The world wide web has become an integral part of our daily lives. Many Americans may not be aware, however, that the right to privacy soon won’t be guaranteed when it comes to our internet searches. The U.S. Congress recently passed legislation that takes away any internet privacy for citizens and allows telecommunications companies to sell your search histories.
Research paper topics on this subject to consider include how does such a law play with our Constitutional rights or do we need FCC rules and protections for internet privacy in the first place?
Do you have the right to internet privacy?
“How the Republicans Sold Your Privacy to Internet Providers” by Tom Wheeler for the March 29, 2017, edition of The New York Times, explained what the U.S. Congress voted on and how it affects the FCC and internet privacy. Wheeler wrote, “The bill not only gives cable companies and wireless providers free rein to do what they like with your browsing history, shopping habits, your location and other information gleaned from your online activity, but it would also prevent the Federal Communications Commission from ever again establishing similar consumer privacy protections.”
College courses dealing with government or Constitutional rights will have much to discuss on the topic of the recent change to FCC rules that the U.S. Congress voted on. A research paper could focus on how the right to privacy has adapted to changes in technology.
Dangers of changes to the FCC rules
There are multiple issues that can arise if the changes the U.S. Congress have passed become the new rules for internet privacy. Peter Eckersley and Jeremy Gillula posted, “Five Ways Cybersecurity Will Suffer If Congress Repeals the FCC Privacy Rules” on March 26, 2017, for the Electronic Frontier Foundation’s website with some examples.
The two explained how the right to privacy changes could also make people less safe from hackers: “if Internet providers think they can profit from looking at your encrypted data and start deploying these systems widely, we’ll no longer be able to trust the security of our web browsing—and that could end up exposing everything from your email to your banking information to hackers.”
A research paper could look at tests to other Constitutional rights that have been dealt with in the past and if those issues were resolved in a way that protected citizens.
What protections do you have?
A final avenue to explore in a research paper would be ways individuals can stand up for their rights to privacy, particularly internet privacy, in light of the possible rollback of the FCC rules by the U.S. Congress.
According to recent surveys, one way ordinary people are taking a stand is by not doing business with companies that display a lack of respect for consumer privacy. “Survey: Consumers Reject Companies That Don’t Protect Privacy” by Malena Carollo for the January 29, 2016, edition of The Christian Science Monitor reported, “TRUSTe survey found that 71 percent of consumers are dialing back online activity due to concerns over digital security and privacy.”
On the negative side, many consumers didn’t take other precautions according to the survey results.
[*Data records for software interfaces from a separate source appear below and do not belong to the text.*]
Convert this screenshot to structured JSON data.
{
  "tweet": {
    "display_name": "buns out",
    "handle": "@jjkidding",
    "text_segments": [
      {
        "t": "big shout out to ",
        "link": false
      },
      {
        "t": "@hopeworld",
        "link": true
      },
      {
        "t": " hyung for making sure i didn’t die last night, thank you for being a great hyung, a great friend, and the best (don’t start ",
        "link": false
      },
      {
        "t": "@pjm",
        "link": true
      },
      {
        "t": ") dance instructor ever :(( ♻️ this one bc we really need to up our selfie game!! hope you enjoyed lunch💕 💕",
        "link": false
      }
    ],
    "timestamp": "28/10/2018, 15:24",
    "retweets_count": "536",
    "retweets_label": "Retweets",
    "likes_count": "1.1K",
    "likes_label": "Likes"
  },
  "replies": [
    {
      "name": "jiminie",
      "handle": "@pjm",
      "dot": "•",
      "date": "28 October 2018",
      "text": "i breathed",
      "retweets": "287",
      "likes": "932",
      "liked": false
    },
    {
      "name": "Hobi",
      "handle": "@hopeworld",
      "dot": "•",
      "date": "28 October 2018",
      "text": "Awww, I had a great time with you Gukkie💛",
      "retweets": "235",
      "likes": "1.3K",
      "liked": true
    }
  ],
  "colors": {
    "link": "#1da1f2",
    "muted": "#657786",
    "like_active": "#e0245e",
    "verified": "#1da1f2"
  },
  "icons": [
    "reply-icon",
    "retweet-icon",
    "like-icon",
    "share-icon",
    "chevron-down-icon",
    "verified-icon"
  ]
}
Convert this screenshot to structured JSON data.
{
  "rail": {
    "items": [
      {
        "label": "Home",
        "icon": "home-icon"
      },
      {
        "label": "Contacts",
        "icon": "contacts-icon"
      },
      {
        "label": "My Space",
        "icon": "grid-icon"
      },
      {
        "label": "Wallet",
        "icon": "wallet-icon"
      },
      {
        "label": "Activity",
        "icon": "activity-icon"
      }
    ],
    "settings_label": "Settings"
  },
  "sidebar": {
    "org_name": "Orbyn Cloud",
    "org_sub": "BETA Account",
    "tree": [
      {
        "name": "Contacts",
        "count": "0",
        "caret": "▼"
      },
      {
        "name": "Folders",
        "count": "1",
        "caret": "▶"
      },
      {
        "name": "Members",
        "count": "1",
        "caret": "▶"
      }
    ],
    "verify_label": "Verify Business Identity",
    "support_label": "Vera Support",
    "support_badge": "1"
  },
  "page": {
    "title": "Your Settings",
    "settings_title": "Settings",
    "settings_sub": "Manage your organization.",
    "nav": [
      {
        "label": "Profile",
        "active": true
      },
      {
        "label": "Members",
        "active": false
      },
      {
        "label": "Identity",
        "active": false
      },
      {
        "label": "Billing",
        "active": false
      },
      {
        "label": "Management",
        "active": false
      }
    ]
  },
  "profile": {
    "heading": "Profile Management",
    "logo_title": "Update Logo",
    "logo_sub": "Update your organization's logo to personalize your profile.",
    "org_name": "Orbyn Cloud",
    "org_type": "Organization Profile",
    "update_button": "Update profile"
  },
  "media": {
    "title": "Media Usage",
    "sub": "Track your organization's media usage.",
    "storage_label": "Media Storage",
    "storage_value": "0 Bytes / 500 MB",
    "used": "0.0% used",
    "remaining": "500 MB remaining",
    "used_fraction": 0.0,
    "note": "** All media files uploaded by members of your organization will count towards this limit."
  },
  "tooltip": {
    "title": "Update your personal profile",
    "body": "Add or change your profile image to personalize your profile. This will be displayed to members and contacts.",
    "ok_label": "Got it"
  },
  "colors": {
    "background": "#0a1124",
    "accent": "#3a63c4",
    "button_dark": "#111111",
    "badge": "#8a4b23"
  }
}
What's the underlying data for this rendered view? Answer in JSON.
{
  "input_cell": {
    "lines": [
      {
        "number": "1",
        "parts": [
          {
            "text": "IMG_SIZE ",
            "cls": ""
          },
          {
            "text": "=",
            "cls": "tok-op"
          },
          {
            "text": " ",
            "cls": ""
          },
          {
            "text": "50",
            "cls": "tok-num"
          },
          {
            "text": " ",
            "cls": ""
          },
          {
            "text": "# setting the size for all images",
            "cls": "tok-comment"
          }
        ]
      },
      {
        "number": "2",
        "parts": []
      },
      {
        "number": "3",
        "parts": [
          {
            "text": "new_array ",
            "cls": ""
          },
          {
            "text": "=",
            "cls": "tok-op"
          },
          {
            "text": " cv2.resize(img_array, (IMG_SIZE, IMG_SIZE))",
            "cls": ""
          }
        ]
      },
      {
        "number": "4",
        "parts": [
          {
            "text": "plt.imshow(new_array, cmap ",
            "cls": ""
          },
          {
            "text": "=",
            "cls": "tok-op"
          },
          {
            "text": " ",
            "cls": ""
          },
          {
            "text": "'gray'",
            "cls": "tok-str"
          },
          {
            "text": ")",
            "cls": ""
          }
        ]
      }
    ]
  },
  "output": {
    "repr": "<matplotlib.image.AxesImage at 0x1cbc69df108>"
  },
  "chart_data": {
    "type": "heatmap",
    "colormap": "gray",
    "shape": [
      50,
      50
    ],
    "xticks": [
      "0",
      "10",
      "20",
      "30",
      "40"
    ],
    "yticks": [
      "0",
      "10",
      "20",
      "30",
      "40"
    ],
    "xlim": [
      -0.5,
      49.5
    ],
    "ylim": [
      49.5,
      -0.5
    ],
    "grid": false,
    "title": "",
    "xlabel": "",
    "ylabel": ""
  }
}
For instance, less than 30 percent turned off the tracking features on their smartphones and only 16 percent of people said they actually read the privacy policies company’s post.
Do you think our Constitutional rights extend to internet privacy? Let us know your thoughts in the comments.